Checklist for evaluating your own talk

In order to help you become aware of what you do and say in conversations with children (one child or a small group), you can use this checklist as an evaluation tool.

This checklist "I encourage language development in conversations" (Damhuis, De Blauw & Brandenberg, 2016) can help you reflect on how you act and why, and what you could do to improve or enrich your conversations. You could also use it as an observation tool, just replace ‘I’ by ‘the teacher’ and you can learn from observing a teacher or fellow student.

In everyday conversations you are not alert all the time about what you are doing or saying to keep the conversation going. You are just communicating with the others for multiple reasons. But when you are focused on language development and wondering together about natural science topics in conversation with young children, you need to be way more aware of how you are communicating. 

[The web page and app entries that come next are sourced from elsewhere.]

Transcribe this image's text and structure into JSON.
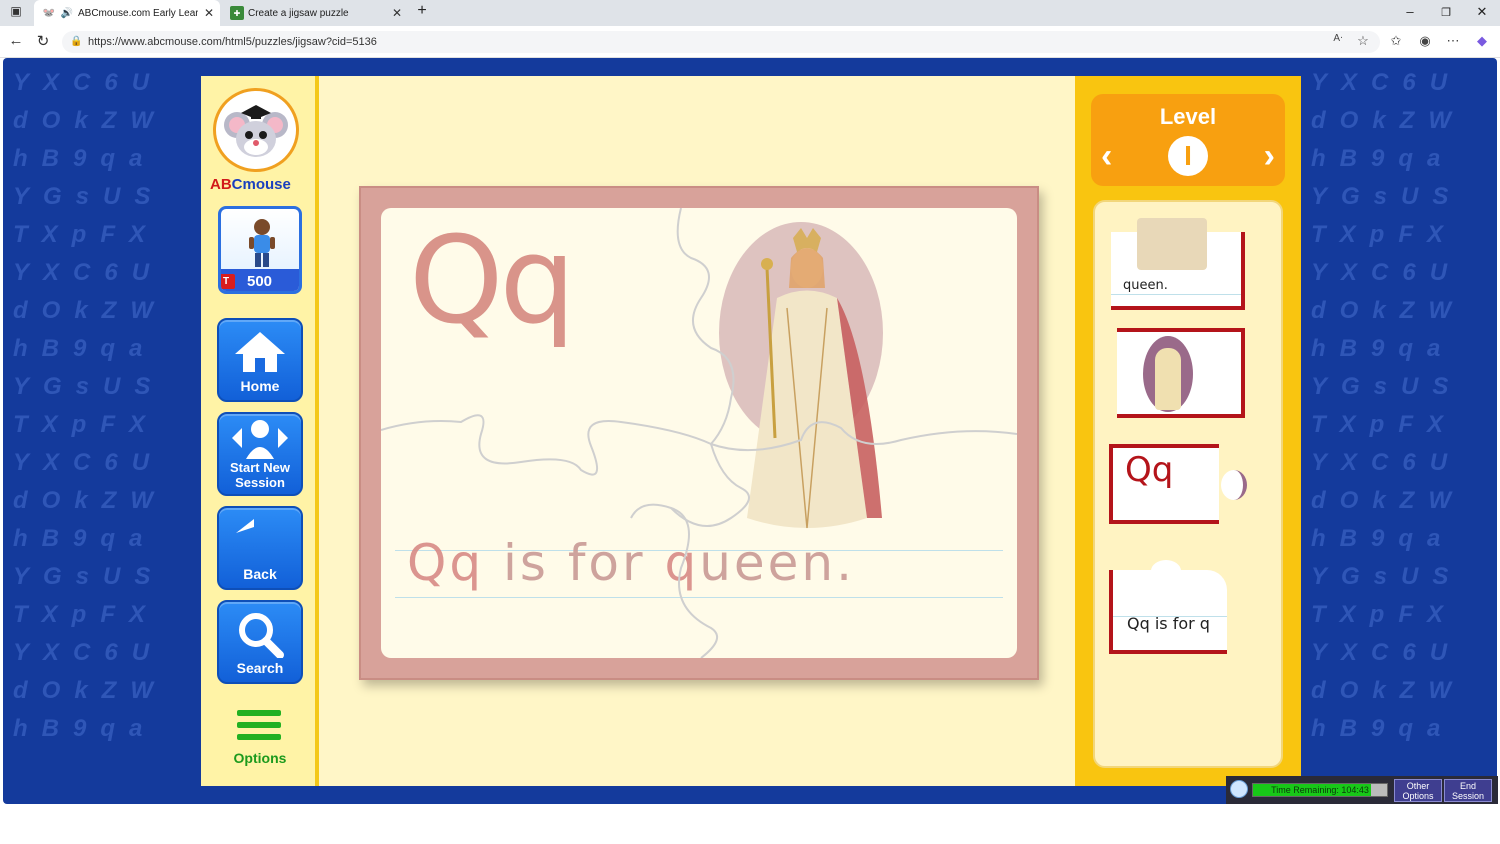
{
  "browser": {
    "tabs": [
      {
        "label": "ABCmouse.com Early Learnir",
        "active": true
      },
      {
        "label": "Create a jigsaw puzzle",
        "active": false
      }
    ],
    "url": "https://www.abcmouse.com/html5/puzzles/jigsaw?cid=5136"
  },
  "nav": {
    "logo_text_a": "AB",
    "logo_text_b": "Cmouse",
    "ticket_label": "T",
    "ticket_count": "500",
    "home_label": "Home",
    "start_new_label": "Start New Session",
    "back_label": "Back",
    "search_label": "Search",
    "options_label": "Options"
  },
  "puzzle": {
    "big_letters": "Qq",
    "sentence_letters": "Qq",
    "sentence_mid": " is for ",
    "sentence_word_first": "q",
    "sentence_word_rest": "ueen."
  },
  "level": {
    "title": "Level",
    "number": "I",
    "prev_arrow": "‹",
    "next_arrow": "›"
  },
  "pieces": {
    "p1_text": "queen.",
    "p3_text": "Qq",
    "p4_text": "Qq is for q"
  },
  "timebar": {
    "label": "Time Remaining: 104:43",
    "other_options": "Other Options",
    "end_session": "End Session"
  },
  "colors": {
    "page_bg": "#143a9c",
    "button_blue": "#1a72e8",
    "panel_yellow": "#f9c510",
    "level_orange": "#f8a010",
    "piece_border": "#b4141a"
  }
}
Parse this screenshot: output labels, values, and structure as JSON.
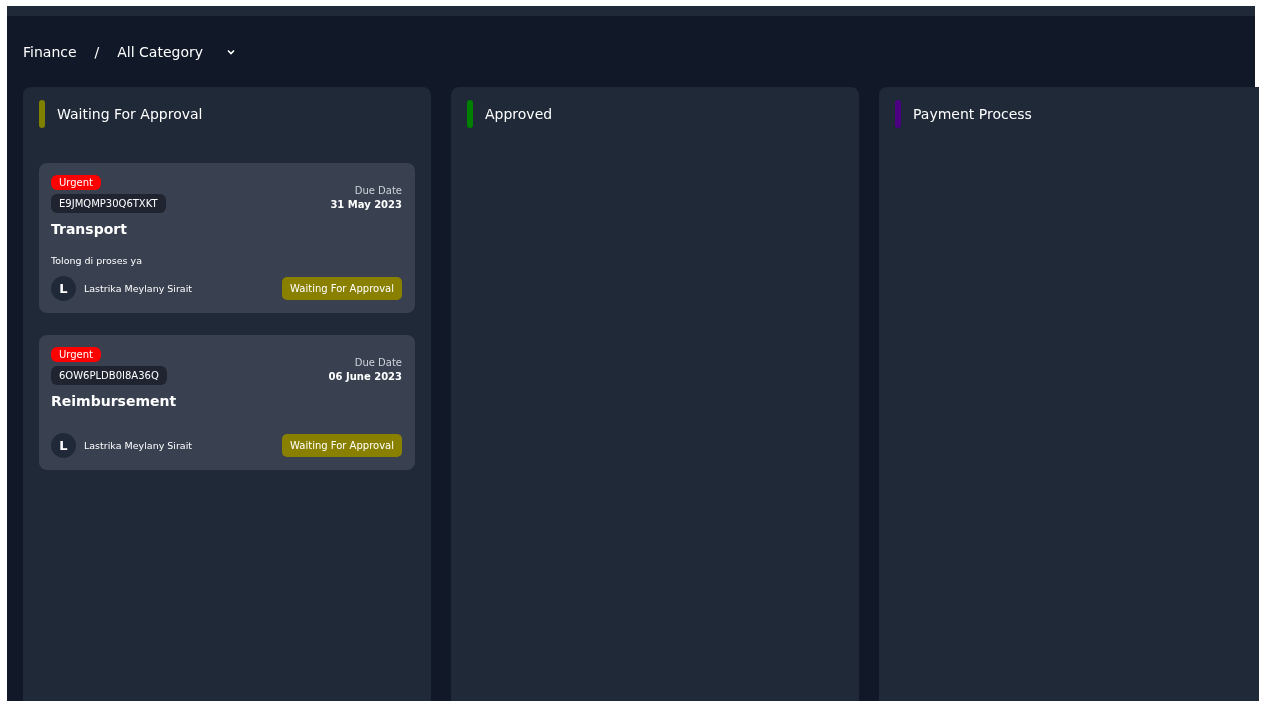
{
  "breadcrumb": {
    "section": "Finance",
    "separator": "/",
    "category": "All Category"
  },
  "columns": [
    {
      "title": "Waiting For Approval",
      "color": "#808000",
      "cards": [
        {
          "priority": "Urgent",
          "code": "E9JMQMP30Q6TXKT",
          "due_label": "Due Date",
          "due_date": "31 May 2023",
          "title": "Transport",
          "note": "Tolong di proses ya",
          "avatar": "L",
          "assignee": "Lastrika Meylany Sirait",
          "status": "Waiting For Approval"
        },
        {
          "priority": "Urgent",
          "code": "6OW6PLDB0I8A36Q",
          "due_label": "Due Date",
          "due_date": "06 June 2023",
          "title": "Reimbursement",
          "avatar": "L",
          "assignee": "Lastrika Meylany Sirait",
          "status": "Waiting For Approval"
        }
      ]
    },
    {
      "title": "Approved",
      "color": "#008000"
    },
    {
      "title": "Payment Process",
      "color": "#4b0082"
    }
  ]
}
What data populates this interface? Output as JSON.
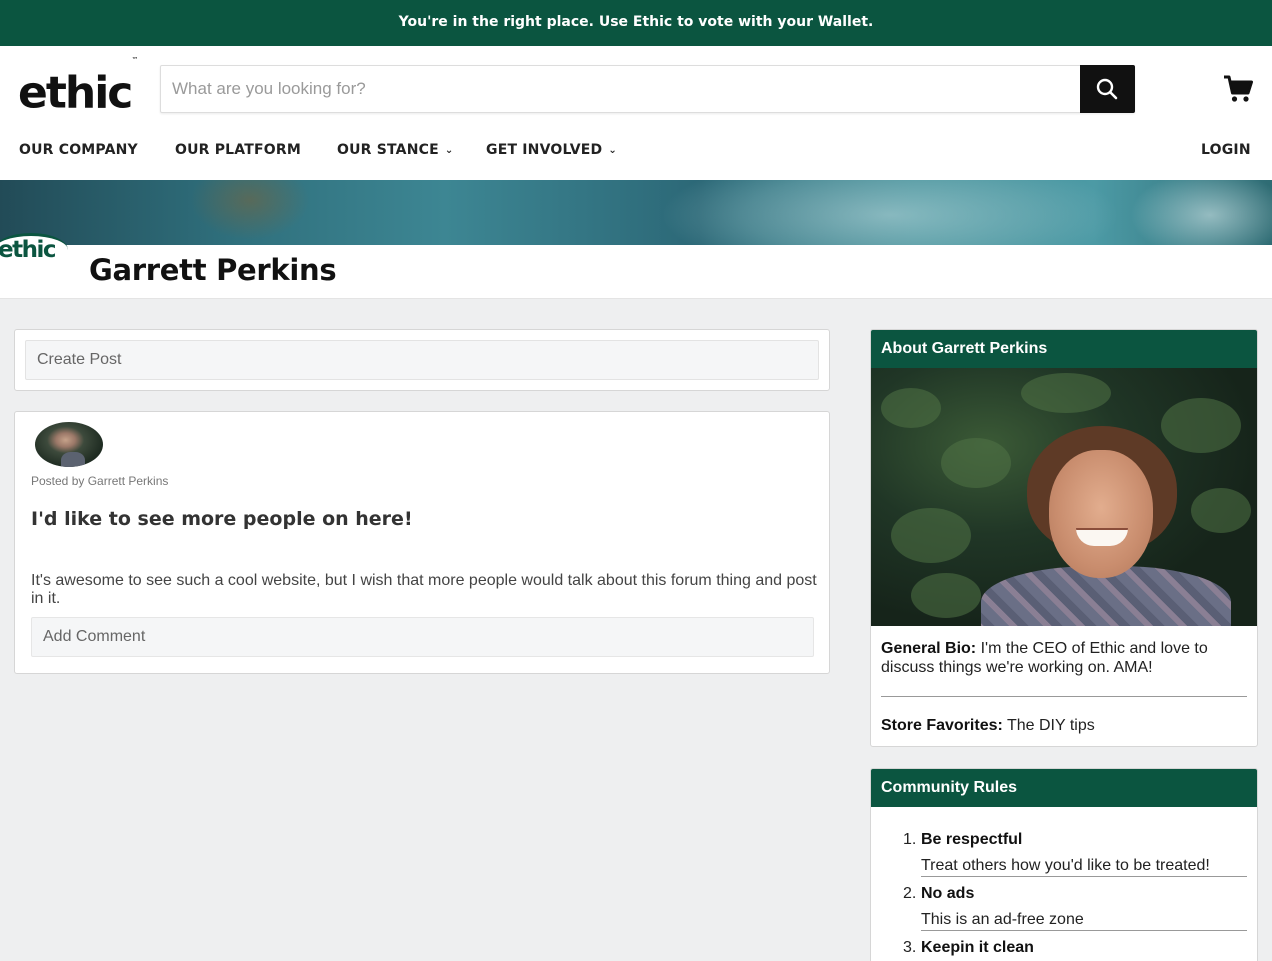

There is also the child’s perspective in conversations. As soon as you have discovered that you are, for example, posing questions all the time, not leaving any space for a child’s contribution in the conversation, you can start reflecting on the ‘why’ and what you could do as a teacher or teacher in training to improve your skills. At the same time, it is important to take the child’s language development into account: what does the child need to be able to contribute to the conversation and what does that ask from you as a teacher in training? In short: the checklist focusses on your actions and responses, but those are obviously intertwined with the children’s (re-)actions and responses. 

The checklist consists of five categories:

1. Conditions

When children feel at ease, they will most likely join conversations. Especially when they feel that you are showing genuine interest and really want to hear what they tell you, they will be more motivated to talk. 

2. Communication and language offer

Children need a sufficient and qualitatively good language offer in order to benefit from it. You as a teacher in training are a model in pronunciation, use of words, constructing sentences and texts and how to communicate. 

3. Participation in the conversation

Children learn language by talking. They need the opportunity to speak, exercise their language knowledge and skills and improve themselves by talking about more and more complex issues. By doing so, children will broaden their vocabulary, construct longer and more complete sentences and increase the pace at which they speak. 

4. Substantive contribution in the conversation

This category is also about the child’s language production, but more focused on the content, where in no. 3 the focus was on the scope of the child’s contribution. Children will benefit most from conversations on their own ideas, experiences, wishes and intentions. Having the opportunity to talk from their point of view and being supported in expanding their knowledge will help them in both language learning and understanding content. 

5. Feedback

Talking is important for children to learn, and making mistakes even more so! The mistakes children make in their language are a normal step in their development. They should therefore not be corrected but should be given the correct model so they can adjust their language over time. They also need stimulating responses in order to stay motivated to talk and join conversations. 






1.   Conditions

a.   I create a safe climate

b.  I really want to communicate

2.   Language offer

a.   I speak comprehensible and correct Dutch/Norwegian/German/…

b.   I help the child to express intentions if necessary


3.   Create space for active participation in the conversation

a.   I leave silences

b.   I give verbal and non-verbal listening responses

c.   I don't ask questions in succession

d.   I ask open and inviting questions if necessary

e.   I occasionally make a provocative statement


4.   Boost content quality

a.   I continue with the content of what the child says

b.   I try to find out together with the child what he/she means (meaning negotiation)

c.   I encourage the child to reflect and to use a higher level of language (complex cognitive language functions such as comparing, reasoning, concluding)

d.   I expand the content of the child's input (expansion)


5.   Feedback

a.   I implicitly correct the child's language (modeling)

b.   I organize the child's input and occasionally summarize

c.  I repeat what the child says and pass it on to the other children



































Now you’re good to go! Take a situation where you are in conversation with a child or group of children. Fill out the checklist and reflect on your answers. Which categories or elements are you good at and why is that? Where would you like to improve yourself and what do you need to do that? The website offers you a variety of tools and theory. 

Perhaps you would like to read more about types of talk, conversation and dialogue

Or do you want to do some exercises